• [TASK DETAILS]: Retype all the records with nothing changed.

(DATA FOR PROCESSING)

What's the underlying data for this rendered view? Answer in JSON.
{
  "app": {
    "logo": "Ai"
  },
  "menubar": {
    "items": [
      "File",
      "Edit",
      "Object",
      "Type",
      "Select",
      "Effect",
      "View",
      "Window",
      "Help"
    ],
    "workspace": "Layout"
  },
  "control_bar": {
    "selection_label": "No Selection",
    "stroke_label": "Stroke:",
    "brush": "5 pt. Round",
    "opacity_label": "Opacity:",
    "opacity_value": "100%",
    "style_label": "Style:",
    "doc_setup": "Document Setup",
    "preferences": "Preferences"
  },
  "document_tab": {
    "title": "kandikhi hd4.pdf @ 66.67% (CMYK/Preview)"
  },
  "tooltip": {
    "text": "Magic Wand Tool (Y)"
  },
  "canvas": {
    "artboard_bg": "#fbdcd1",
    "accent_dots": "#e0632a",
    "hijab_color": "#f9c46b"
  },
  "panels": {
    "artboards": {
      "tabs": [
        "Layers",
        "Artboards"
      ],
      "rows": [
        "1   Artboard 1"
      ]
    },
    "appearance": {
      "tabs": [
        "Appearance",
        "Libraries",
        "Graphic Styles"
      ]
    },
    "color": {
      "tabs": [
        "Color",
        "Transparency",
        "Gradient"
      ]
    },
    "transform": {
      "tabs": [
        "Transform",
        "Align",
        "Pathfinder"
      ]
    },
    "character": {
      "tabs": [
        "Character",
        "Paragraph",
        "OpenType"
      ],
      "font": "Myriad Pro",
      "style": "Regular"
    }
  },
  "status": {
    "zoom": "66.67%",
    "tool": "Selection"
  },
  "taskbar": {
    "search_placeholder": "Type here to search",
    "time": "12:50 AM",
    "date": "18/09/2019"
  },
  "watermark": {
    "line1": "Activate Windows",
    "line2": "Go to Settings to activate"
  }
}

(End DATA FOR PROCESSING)

• [SOLUTION TO THE PROBLEM]:
What's the underlying data for this rendered view? Answer in JSON.
{
  "app": {
    "logo": "Ai"
  },
  "menubar": {
    "items": [
      "File",
      "Edit",
      "Object",
      "Type",
      "Select",
      "Effect",
      "View",
      "Window",
      "Help"
    ],
    "workspace": "Layout"
  },
  "control_bar": {
    "selection_label": "No Selection",
    "stroke_label": "Stroke:",
    "brush": "5 pt. Round",
    "opacity_label": "Opacity:",
    "opacity_value": "100%",
    "style_label": "Style:",
    "doc_setup": "Document Setup",
    "preferences": "Preferences"
  },
  "document_tab": {
    "title": "kandikhi hd4.pdf @ 66.67% (CMYK/Preview)"
  },
  "tooltip": {
    "text": "Magic Wand Tool (Y)"
  },
  "canvas": {
    "artboard_bg": "#fbdcd1",
    "accent_dots": "#e0632a",
    "hijab_color": "#f9c46b"
  },
  "panels": {
    "artboards": {
      "tabs": [
        "Layers",
        "Artboards"
      ],
      "rows": [
        "1   Artboard 1"
      ]
    },
    "appearance": {
      "tabs": [
        "Appearance",
        "Libraries",
        "Graphic Styles"
      ]
    },
    "color": {
      "tabs": [
        "Color",
        "Transparency",
        "Gradient"
      ]
    },
    "transform": {
      "tabs": [
        "Transform",
        "Align",
        "Pathfinder"
      ]
    },
    "character": {
      "tabs": [
        "Character",
        "Paragraph",
        "OpenType"
      ],
      "font": "Myriad Pro",
      "style": "Regular"
    }
  },
  "status": {
    "zoom": "66.67%",
    "tool": "Selection"
  },
  "taskbar": {
    "search_placeholder": "Type here to search",
    "time": "12:50 AM",
    "date": "18/09/2019"
  },
  "watermark": {
    "line1": "Activate Windows",
    "line2": "Go to Settings to activate"
  }
}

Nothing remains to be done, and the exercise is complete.